What to produce => Repeat the records exactly, with one exception: no images.

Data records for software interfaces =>
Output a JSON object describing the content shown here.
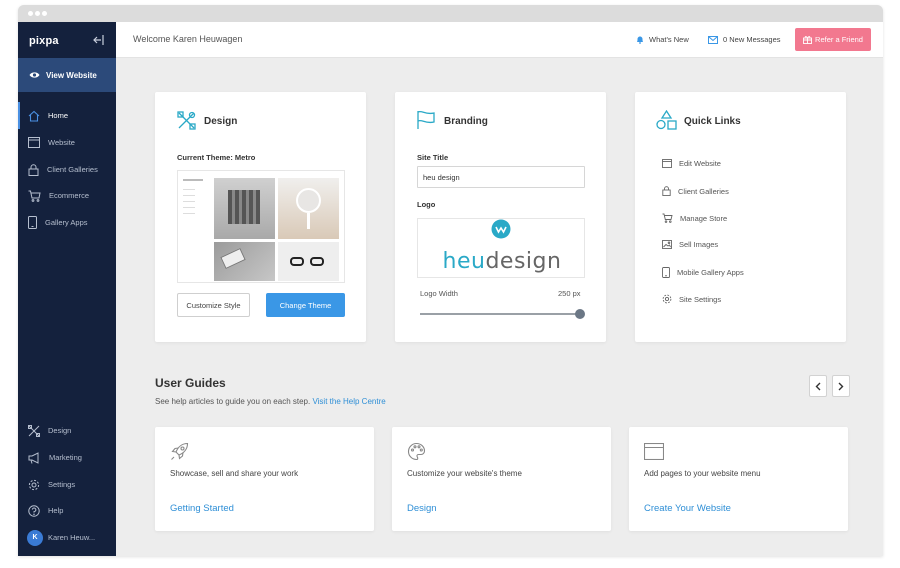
{
  "sidebar": {
    "brand": "pixpa",
    "view_website": "View Website",
    "nav_items": [
      {
        "label": "Home"
      },
      {
        "label": "Website"
      },
      {
        "label": "Client Galleries"
      },
      {
        "label": "Ecommerce"
      },
      {
        "label": "Gallery Apps"
      }
    ],
    "bottom_items": [
      {
        "label": "Design"
      },
      {
        "label": "Marketing"
      },
      {
        "label": "Settings"
      },
      {
        "label": "Help"
      }
    ],
    "user": {
      "initial": "K",
      "name": "Karen Heuw..."
    }
  },
  "topbar": {
    "welcome": "Welcome Karen Heuwagen",
    "whats_new": "What's New",
    "messages": "0 New Messages",
    "refer": "Refer a Friend"
  },
  "design_card": {
    "title": "Design",
    "current_theme": "Current Theme: Metro",
    "customize_style": "Customize Style",
    "change_theme": "Change Theme"
  },
  "branding_card": {
    "title": "Branding",
    "site_title_label": "Site Title",
    "site_title_value": "heu design",
    "logo_label": "Logo",
    "logo_text_a": "heu",
    "logo_text_b": "design",
    "logo_width_label": "Logo Width",
    "logo_width_value": "250 px",
    "logo_width_fraction": 1.0
  },
  "quick_links": {
    "title": "Quick Links",
    "items": [
      {
        "label": "Edit Website"
      },
      {
        "label": "Client Galleries"
      },
      {
        "label": "Manage Store"
      },
      {
        "label": "Sell Images"
      },
      {
        "label": "Mobile Gallery Apps"
      },
      {
        "label": "Site Settings"
      }
    ]
  },
  "user_guides": {
    "title": "User Guides",
    "subtitle": "See help articles to guide you on each step.",
    "help_link": "Visit the Help Centre",
    "cards": [
      {
        "text": "Showcase, sell and share your work",
        "link": "Getting Started"
      },
      {
        "text": "Customize your website's theme",
        "link": "Design"
      },
      {
        "text": "Add pages to your website menu",
        "link": "Create Your Website"
      }
    ]
  },
  "colors": {
    "sidebar_bg": "#14213d",
    "accent_blue": "#3a97e6",
    "refer_pink": "#f2788f",
    "icon_teal": "#2aa9c7"
  }
}
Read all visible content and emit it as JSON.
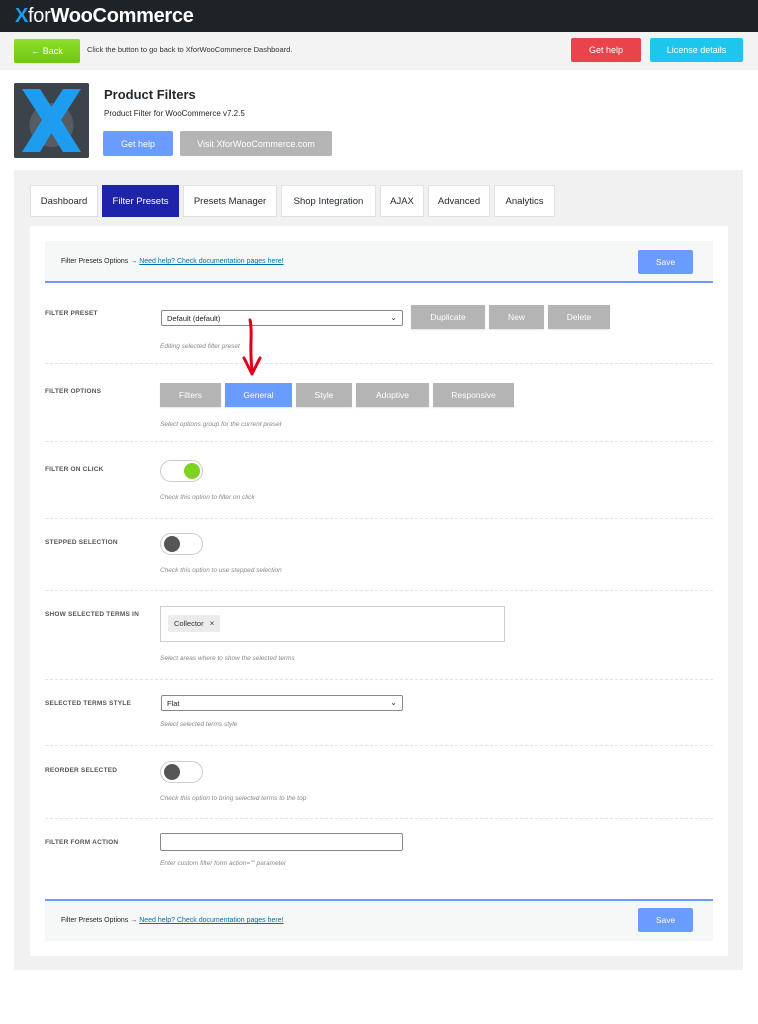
{
  "topbar": {
    "brand_x": "X",
    "brand_for": "for",
    "brand_name": "WooCommerce"
  },
  "subbar": {
    "back_label": "← Back",
    "back_hint": "Click the button to go back to XforWooCommerce Dashboard.",
    "get_help_label": "Get help",
    "license_label": "License details"
  },
  "plugin": {
    "title": "Product Filters",
    "subtitle": "Product Filter for WooCommerce v7.2.5",
    "get_help_label": "Get help",
    "visit_label": "Visit XforWooCommerce.com"
  },
  "tabs": [
    {
      "label": "Dashboard"
    },
    {
      "label": "Filter Presets",
      "active": true
    },
    {
      "label": "Presets Manager"
    },
    {
      "label": "Shop Integration"
    },
    {
      "label": "AJAX"
    },
    {
      "label": "Advanced"
    },
    {
      "label": "Analytics"
    }
  ],
  "savebar": {
    "text": "Filter Presets Options → ",
    "link": "Need help? Check documentation pages here!",
    "save_label": "Save"
  },
  "filter_preset": {
    "label": "FILTER PRESET",
    "selected": "Default (default)",
    "duplicate_label": "Duplicate",
    "new_label": "New",
    "delete_label": "Delete",
    "desc": "Editing selected filter preset"
  },
  "filter_options": {
    "label": "FILTER OPTIONS",
    "buttons": [
      "Filters",
      "General",
      "Style",
      "Adoptive",
      "Responsive"
    ],
    "active": "General",
    "desc": "Select options group for the current preset"
  },
  "filter_on_click": {
    "label": "FILTER ON CLICK",
    "value": true,
    "desc": "Check this option to filter on click"
  },
  "stepped_selection": {
    "label": "STEPPED SELECTION",
    "value": false,
    "desc": "Check this option to use stepped selection"
  },
  "show_selected_terms": {
    "label": "SHOW SELECTED TERMS IN",
    "tags": [
      "Collector"
    ],
    "desc": "Select areas where to show the selected terms"
  },
  "selected_terms_style": {
    "label": "SELECTED TERMS STYLE",
    "selected": "Flat",
    "desc": "Select selected terms style"
  },
  "reorder_selected": {
    "label": "REORDER SELECTED",
    "value": false,
    "desc": "Check this option to bring selected terms to the top"
  },
  "filter_form_action": {
    "label": "FILTER FORM ACTION",
    "value": "",
    "desc": "Enter custom filter form action=\"\" parameter"
  },
  "colors": {
    "accent": "#6a9bfe",
    "active_tab": "#1e24a8",
    "toggle_on": "#7ed321",
    "danger": "#e9434b",
    "info": "#1ec6ee",
    "annotation_arrow": "#e0001b"
  }
}
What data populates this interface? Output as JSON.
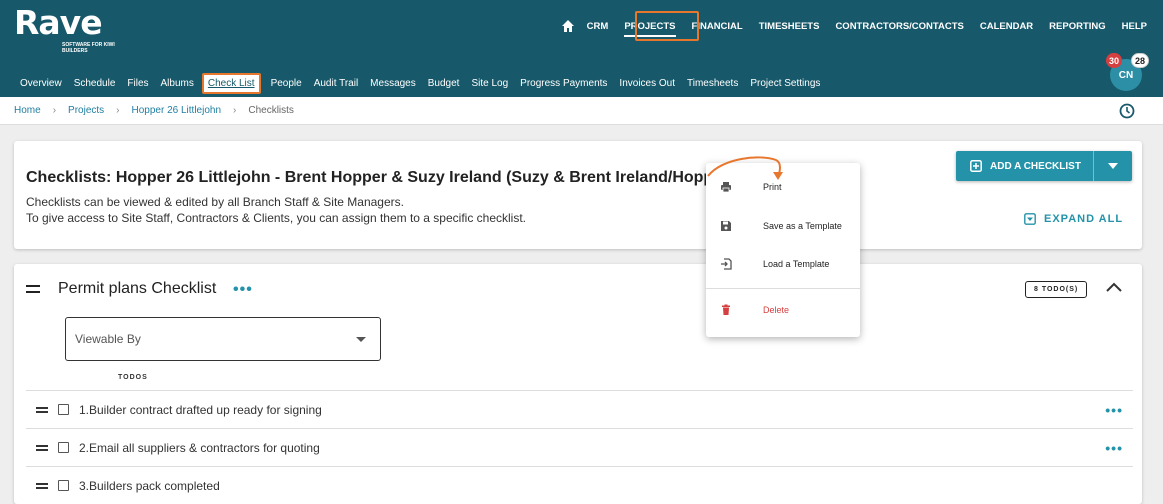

Response =>
Output a JSON object describing the content shown here.
{
  "sidebar": {
    "brand": "pixpa",
    "view_website": "View Website",
    "nav_items": [
      {
        "label": "Home"
      },
      {
        "label": "Website"
      },
      {
        "label": "Client Galleries"
      },
      {
        "label": "Ecommerce"
      },
      {
        "label": "Gallery Apps"
      }
    ],
    "bottom_items": [
      {
        "label": "Design"
      },
      {
        "label": "Marketing"
      },
      {
        "label": "Settings"
      },
      {
        "label": "Help"
      }
    ],
    "user": {
      "initial": "K",
      "name": "Karen Heuw..."
    }
  },
  "topbar": {
    "welcome": "Welcome Karen Heuwagen",
    "whats_new": "What's New",
    "messages": "0 New Messages",
    "refer": "Refer a Friend"
  },
  "design_card": {
    "title": "Design",
    "current_theme": "Current Theme: Metro",
    "customize_style": "Customize Style",
    "change_theme": "Change Theme"
  },
  "branding_card": {
    "title": "Branding",
    "site_title_label": "Site Title",
    "site_title_value": "heu design",
    "logo_label": "Logo",
    "logo_text_a": "heu",
    "logo_text_b": "design",
    "logo_width_label": "Logo Width",
    "logo_width_value": "250 px",
    "logo_width_fraction": 1.0
  },
  "quick_links": {
    "title": "Quick Links",
    "items": [
      {
        "label": "Edit Website"
      },
      {
        "label": "Client Galleries"
      },
      {
        "label": "Manage Store"
      },
      {
        "label": "Sell Images"
      },
      {
        "label": "Mobile Gallery Apps"
      },
      {
        "label": "Site Settings"
      }
    ]
  },
  "user_guides": {
    "title": "User Guides",
    "subtitle": "See help articles to guide you on each step.",
    "help_link": "Visit the Help Centre",
    "cards": [
      {
        "text": "Showcase, sell and share your work",
        "link": "Getting Started"
      },
      {
        "text": "Customize your website's theme",
        "link": "Design"
      },
      {
        "text": "Add pages to your website menu",
        "link": "Create Your Website"
      }
    ]
  },
  "colors": {
    "sidebar_bg": "#14213d",
    "accent_blue": "#3a97e6",
    "refer_pink": "#f2788f",
    "icon_teal": "#2aa9c7"
  }
}
Read all visible content and emit it as JSON.
{
  "topbar": {
    "brand_x": "X",
    "brand_for": "for",
    "brand_name": "WooCommerce"
  },
  "subbar": {
    "back_label": "← Back",
    "back_hint": "Click the button to go back to XforWooCommerce Dashboard.",
    "get_help_label": "Get help",
    "license_label": "License details"
  },
  "plugin": {
    "title": "Product Filters",
    "subtitle": "Product Filter for WooCommerce v7.2.5",
    "get_help_label": "Get help",
    "visit_label": "Visit XforWooCommerce.com"
  },
  "tabs": [
    {
      "label": "Dashboard"
    },
    {
      "label": "Filter Presets",
      "active": true
    },
    {
      "label": "Presets Manager"
    },
    {
      "label": "Shop Integration"
    },
    {
      "label": "AJAX"
    },
    {
      "label": "Advanced"
    },
    {
      "label": "Analytics"
    }
  ],
  "savebar": {
    "text": "Filter Presets Options → ",
    "link": "Need help? Check documentation pages here!",
    "save_label": "Save"
  },
  "filter_preset": {
    "label": "FILTER PRESET",
    "selected": "Default (default)",
    "duplicate_label": "Duplicate",
    "new_label": "New",
    "delete_label": "Delete",
    "desc": "Editing selected filter preset"
  },
  "filter_options": {
    "label": "FILTER OPTIONS",
    "buttons": [
      "Filters",
      "General",
      "Style",
      "Adoptive",
      "Responsive"
    ],
    "active": "General",
    "desc": "Select options group for the current preset"
  },
  "filter_on_click": {
    "label": "FILTER ON CLICK",
    "value": true,
    "desc": "Check this option to filter on click"
  },
  "stepped_selection": {
    "label": "STEPPED SELECTION",
    "value": false,
    "desc": "Check this option to use stepped selection"
  },
  "show_selected_terms": {
    "label": "SHOW SELECTED TERMS IN",
    "tags": [
      "Collector"
    ],
    "desc": "Select areas where to show the selected terms"
  },
  "selected_terms_style": {
    "label": "SELECTED TERMS STYLE",
    "selected": "Flat",
    "desc": "Select selected terms style"
  },
  "reorder_selected": {
    "label": "REORDER SELECTED",
    "value": false,
    "desc": "Check this option to bring selected terms to the top"
  },
  "filter_form_action": {
    "label": "FILTER FORM ACTION",
    "value": "",
    "desc": "Enter custom filter form action=\"\" parameter"
  },
  "colors": {
    "accent": "#6a9bfe",
    "active_tab": "#1e24a8",
    "toggle_on": "#7ed321",
    "danger": "#e9434b",
    "info": "#1ec6ee",
    "annotation_arrow": "#e0001b"
  }
}
What data populates this interface? Output as JSON.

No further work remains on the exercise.